Crude oil futures soared to an all-time record high today, holding back a stock market that otherwise seemed eager to move higher.

Opening strongly this morning, stocks faded toward the close. By the end of the session the familiar indexes were mixed for the day and were down for the week.

The Dow Jones industrial average gained eight points to 10,047.24, but were down 237 points for the week, a loss of 2.3 percent.

The Nasdaq Stock Market composite index fell seven points to 1,879.48 and for the week was off 30 points or 1.6 percent.

The Standard & Poor's 500 stock index gained a little less than two points and at its close of 1,110.11 was off 18 points for the week, also a 1.6 percent loss.

It was the first loss after six winning weeks in a row for the S&P index, which had climbed slowly and steadily since early August, even while the tech stocks and blue chips were struggling.

This week, however, the whole market lost its momentum as oil prices raged back to record levels, warnings of weakening corporate profits came daily and the political uncertainty over the November election continued.

Today crude oil futures climbed another 42 cents a barrel to $48.88, the highest they have ever closed on the New York Mercantile Exchange.
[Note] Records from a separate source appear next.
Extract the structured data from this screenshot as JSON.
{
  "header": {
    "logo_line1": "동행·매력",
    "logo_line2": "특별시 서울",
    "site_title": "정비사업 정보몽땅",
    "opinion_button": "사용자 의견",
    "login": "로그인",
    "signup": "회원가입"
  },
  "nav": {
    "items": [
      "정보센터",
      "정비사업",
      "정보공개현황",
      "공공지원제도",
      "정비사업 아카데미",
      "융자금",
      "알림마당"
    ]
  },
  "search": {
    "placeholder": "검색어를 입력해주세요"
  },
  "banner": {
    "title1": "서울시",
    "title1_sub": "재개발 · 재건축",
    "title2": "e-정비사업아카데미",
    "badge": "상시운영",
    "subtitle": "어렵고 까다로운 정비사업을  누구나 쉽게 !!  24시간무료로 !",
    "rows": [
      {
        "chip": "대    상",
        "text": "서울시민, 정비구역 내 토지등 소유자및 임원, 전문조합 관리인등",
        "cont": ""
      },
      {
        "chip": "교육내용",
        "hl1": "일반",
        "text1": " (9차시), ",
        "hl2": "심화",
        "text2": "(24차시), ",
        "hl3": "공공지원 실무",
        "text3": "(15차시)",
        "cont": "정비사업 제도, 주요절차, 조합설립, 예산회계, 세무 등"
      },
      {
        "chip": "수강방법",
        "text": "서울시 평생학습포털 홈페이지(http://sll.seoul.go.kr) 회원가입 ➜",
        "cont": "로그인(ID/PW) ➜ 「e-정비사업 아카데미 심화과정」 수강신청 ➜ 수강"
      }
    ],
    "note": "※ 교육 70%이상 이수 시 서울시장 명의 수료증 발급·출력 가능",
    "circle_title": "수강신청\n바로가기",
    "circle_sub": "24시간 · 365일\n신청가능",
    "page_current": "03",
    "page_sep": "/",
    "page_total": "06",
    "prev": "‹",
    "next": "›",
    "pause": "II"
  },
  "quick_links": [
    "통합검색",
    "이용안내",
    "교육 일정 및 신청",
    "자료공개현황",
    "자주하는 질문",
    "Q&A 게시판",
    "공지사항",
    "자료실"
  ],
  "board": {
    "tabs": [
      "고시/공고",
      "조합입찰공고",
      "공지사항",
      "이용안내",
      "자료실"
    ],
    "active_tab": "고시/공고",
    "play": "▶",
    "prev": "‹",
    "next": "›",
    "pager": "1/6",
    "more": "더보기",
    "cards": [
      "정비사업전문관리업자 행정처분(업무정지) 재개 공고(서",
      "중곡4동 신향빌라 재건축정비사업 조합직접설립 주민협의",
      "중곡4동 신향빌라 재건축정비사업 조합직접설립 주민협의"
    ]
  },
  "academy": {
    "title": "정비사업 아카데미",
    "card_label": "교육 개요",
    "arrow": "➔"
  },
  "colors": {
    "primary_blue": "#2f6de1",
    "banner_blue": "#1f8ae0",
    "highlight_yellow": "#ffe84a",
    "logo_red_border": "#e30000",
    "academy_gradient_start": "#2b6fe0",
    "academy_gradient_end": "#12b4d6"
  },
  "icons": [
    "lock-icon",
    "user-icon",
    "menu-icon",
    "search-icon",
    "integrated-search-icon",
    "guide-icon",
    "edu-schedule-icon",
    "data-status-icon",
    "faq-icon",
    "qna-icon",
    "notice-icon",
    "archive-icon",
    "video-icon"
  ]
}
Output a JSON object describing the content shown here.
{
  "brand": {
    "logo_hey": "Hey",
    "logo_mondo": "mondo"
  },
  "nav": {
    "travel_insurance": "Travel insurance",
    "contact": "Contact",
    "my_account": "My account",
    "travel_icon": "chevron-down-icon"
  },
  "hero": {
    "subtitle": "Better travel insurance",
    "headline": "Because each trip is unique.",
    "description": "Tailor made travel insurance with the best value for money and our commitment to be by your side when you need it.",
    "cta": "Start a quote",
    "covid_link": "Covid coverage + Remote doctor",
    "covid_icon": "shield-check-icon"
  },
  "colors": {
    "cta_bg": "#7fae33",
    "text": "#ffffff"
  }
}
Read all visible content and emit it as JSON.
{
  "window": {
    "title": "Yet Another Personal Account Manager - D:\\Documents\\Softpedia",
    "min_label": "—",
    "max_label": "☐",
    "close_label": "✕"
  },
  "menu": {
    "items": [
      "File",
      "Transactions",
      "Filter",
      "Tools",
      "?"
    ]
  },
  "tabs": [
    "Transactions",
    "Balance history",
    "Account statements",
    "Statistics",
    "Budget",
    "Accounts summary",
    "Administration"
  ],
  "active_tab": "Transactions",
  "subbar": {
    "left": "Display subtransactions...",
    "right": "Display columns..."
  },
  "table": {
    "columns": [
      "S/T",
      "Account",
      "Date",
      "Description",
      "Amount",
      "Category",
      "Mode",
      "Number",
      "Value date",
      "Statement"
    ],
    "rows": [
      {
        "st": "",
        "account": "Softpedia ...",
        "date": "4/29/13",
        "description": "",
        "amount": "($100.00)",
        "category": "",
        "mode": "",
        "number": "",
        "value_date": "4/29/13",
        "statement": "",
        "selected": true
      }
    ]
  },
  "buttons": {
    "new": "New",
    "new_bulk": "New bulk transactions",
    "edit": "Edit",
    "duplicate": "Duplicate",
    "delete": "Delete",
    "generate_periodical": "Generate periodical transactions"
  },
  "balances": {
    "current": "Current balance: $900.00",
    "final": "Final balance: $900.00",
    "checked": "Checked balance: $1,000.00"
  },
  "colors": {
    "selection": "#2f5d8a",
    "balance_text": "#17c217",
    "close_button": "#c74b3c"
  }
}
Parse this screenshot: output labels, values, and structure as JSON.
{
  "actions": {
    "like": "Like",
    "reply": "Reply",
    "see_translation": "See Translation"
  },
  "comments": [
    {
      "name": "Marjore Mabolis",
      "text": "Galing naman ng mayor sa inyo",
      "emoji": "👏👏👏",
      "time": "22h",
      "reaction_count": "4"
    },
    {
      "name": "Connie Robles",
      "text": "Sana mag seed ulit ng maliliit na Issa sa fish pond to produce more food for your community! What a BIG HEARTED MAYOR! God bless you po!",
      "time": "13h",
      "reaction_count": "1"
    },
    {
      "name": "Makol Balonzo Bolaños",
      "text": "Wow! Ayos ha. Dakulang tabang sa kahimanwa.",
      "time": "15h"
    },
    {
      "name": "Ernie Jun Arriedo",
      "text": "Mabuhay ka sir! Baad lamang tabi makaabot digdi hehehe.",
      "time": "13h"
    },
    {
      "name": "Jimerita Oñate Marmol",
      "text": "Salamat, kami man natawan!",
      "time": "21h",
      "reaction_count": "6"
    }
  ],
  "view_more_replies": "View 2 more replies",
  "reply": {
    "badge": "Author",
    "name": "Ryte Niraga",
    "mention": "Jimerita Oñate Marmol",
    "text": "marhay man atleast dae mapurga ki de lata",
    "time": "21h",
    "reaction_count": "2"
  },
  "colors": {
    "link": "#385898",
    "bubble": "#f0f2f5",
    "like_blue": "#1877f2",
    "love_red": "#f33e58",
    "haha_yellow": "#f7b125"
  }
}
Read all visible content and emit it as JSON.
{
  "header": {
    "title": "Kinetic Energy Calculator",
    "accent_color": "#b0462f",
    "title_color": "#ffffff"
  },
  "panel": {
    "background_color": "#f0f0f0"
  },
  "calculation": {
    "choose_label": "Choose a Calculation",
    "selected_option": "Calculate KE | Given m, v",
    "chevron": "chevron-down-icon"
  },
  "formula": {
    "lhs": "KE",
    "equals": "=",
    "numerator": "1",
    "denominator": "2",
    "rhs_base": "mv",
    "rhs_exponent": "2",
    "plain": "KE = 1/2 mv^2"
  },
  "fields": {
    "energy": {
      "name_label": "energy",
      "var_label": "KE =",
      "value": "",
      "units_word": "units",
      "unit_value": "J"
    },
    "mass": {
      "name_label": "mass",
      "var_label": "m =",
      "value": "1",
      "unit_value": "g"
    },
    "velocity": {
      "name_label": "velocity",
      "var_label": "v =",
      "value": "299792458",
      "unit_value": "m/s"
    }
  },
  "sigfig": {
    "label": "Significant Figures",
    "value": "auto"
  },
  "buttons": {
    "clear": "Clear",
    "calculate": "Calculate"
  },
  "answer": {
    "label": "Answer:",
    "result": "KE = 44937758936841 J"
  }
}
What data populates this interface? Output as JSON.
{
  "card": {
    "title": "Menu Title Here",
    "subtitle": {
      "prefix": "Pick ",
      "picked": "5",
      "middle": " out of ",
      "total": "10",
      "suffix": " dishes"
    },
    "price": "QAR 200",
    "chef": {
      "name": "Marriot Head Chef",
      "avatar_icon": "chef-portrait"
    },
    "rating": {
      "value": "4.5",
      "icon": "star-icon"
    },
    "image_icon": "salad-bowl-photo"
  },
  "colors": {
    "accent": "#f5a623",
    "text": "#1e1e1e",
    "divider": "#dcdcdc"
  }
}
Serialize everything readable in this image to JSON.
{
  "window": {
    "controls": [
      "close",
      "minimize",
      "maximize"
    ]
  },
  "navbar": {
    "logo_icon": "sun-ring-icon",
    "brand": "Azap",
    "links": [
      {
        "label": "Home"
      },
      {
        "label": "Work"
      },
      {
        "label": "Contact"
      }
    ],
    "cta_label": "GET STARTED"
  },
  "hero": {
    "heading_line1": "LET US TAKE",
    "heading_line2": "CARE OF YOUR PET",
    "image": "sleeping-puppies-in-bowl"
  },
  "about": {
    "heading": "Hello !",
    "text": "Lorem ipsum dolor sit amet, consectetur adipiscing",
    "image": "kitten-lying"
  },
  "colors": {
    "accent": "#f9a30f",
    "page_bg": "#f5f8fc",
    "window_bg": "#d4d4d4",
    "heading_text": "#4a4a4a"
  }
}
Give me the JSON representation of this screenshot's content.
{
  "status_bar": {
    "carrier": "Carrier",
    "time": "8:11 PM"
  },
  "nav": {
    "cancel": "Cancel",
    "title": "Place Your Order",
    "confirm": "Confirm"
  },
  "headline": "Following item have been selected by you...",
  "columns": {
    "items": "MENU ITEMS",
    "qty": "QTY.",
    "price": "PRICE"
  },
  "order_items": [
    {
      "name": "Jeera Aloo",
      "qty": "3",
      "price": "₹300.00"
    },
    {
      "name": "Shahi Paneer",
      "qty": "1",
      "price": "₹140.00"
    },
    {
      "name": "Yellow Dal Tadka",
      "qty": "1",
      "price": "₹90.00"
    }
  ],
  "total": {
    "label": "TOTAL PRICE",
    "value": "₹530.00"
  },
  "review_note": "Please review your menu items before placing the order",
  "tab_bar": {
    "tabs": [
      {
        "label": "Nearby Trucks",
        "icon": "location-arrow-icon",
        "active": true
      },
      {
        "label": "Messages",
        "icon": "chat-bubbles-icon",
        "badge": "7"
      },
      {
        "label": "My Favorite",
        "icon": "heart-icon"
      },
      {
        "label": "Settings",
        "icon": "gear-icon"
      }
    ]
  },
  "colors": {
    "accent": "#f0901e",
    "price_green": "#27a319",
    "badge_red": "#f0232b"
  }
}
Crude climbed even though the Bush administration backed away from its previous policy and decided to "lend" some oil from the nation's Strategic Petroleum Reserve to oil companies that had lost production when Hurricane Ivan ripped through the Gulf of Mexico.

Democrats and big oil users have been pressing the president for months to open the reserve to drive down prices, but the White House has insisted the reserve is for emergencies, not managing prices. Today's rising prices showed that, in fact, the decision did not stop crude's climb.

Oil experts now are predicting that crude will top $50 a barrel by next week, a level that is psychologically shocking, but whose impact on the economy is less clear. Most economists have been counting on energy prices to ease by the end of the year. Consumer spending has been hurt by high gasoline prices and now with the heating season soon to start, heating oil bills will also be biting into family budgets.